Microchipping a pet is becoming increasingly common, yet many pet owners are unfamiliar with the process.  Microchips, how microchips work, and alternatives to microchipping, such as microchipped dog tags, are discussed.

What is a Microchip?  

A microchip is a radio-frequency transponder, roughly the size of a grain of rice, that contains an identification number unique to your dog.  

How does a Microchip Work? 

The microchip is first injected under your dog’s skin, typically between the shoulder blades.  Pet owners then register the microchip and ensure up-to-date contact information has been provided.  When the microchip is scanned, the dog’s identification number is displayed, which correlates to a database of dog owner information.  

Alternatives to Microchipping

Although microchips are safe and effective, some pet owners do not wish to microchip their pets.  Alternatives to microchipping include:

  • Traditional Dog Tag

A traditional dog tag is etched with identifying information, such as name and owner contact information, and is attached to the dog’s collar.

  • Microchipped Dog Tag
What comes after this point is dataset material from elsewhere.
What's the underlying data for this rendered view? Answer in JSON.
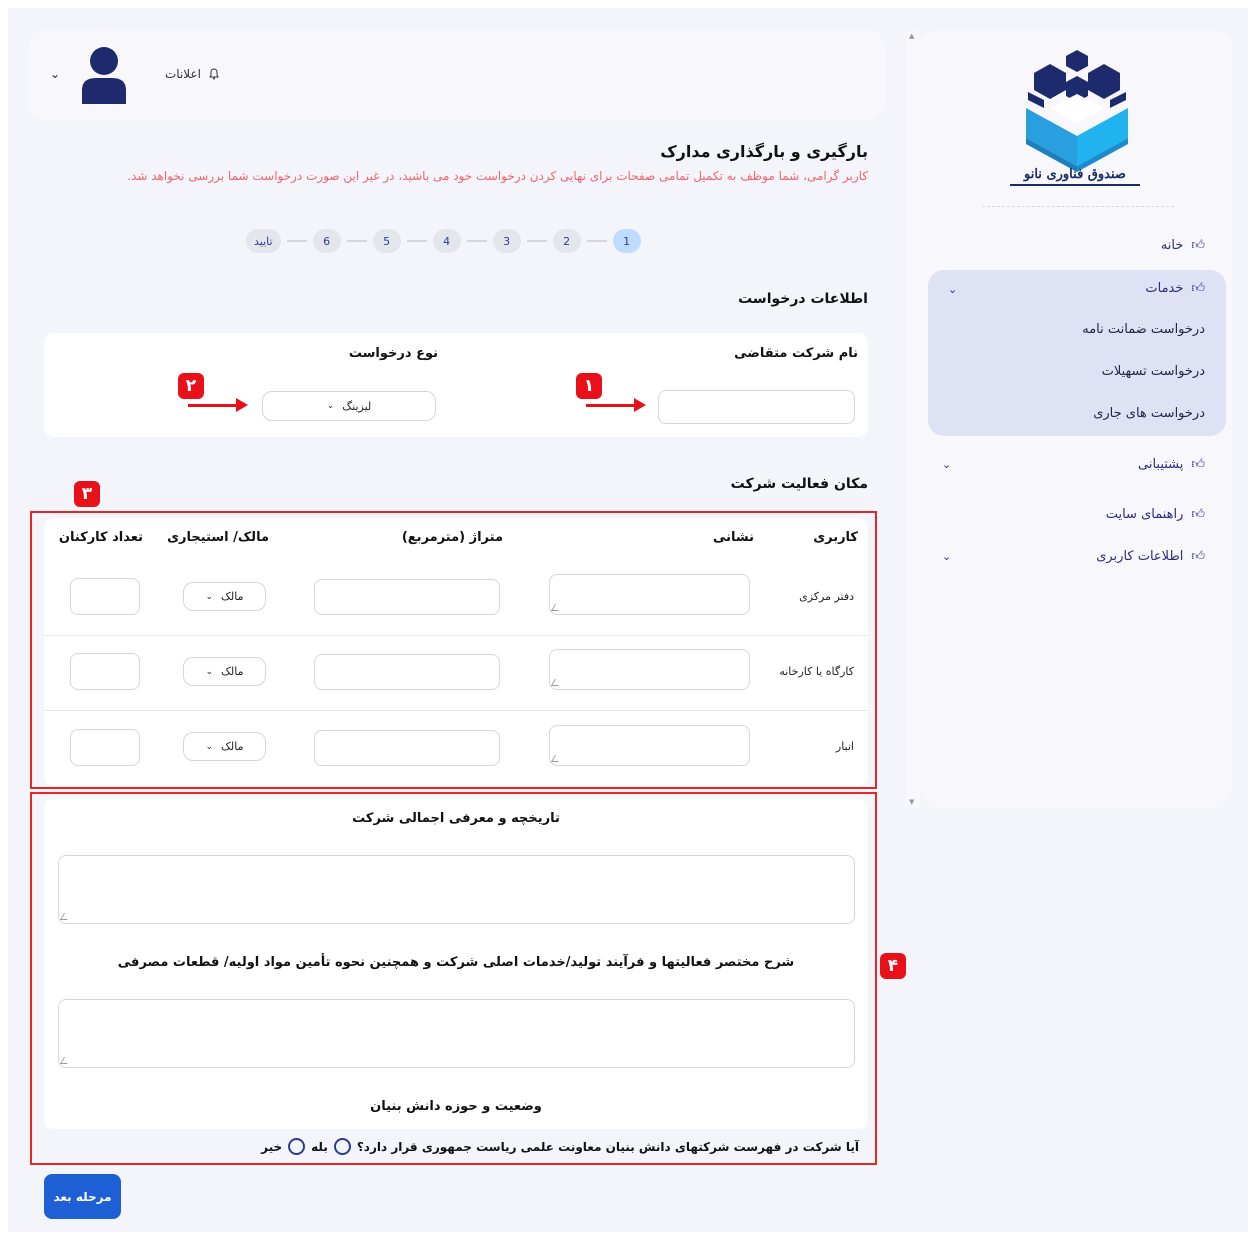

A microchipped dog tag has all the benefits of a microchip, except the microchip resides in a tag attached to the dog’s collar instead of under the skin.  

  • Tattoo

A unique identification number is tattooed in an inconspicuous area, such as inside a dog’s leg, which is then registered with a dog identification registry.   

Is Microchipping Mandatory?

Microchipping is not mandatory in the United States.  However, some cities and towns have ordinances in place which require pet owners to microchip their animals.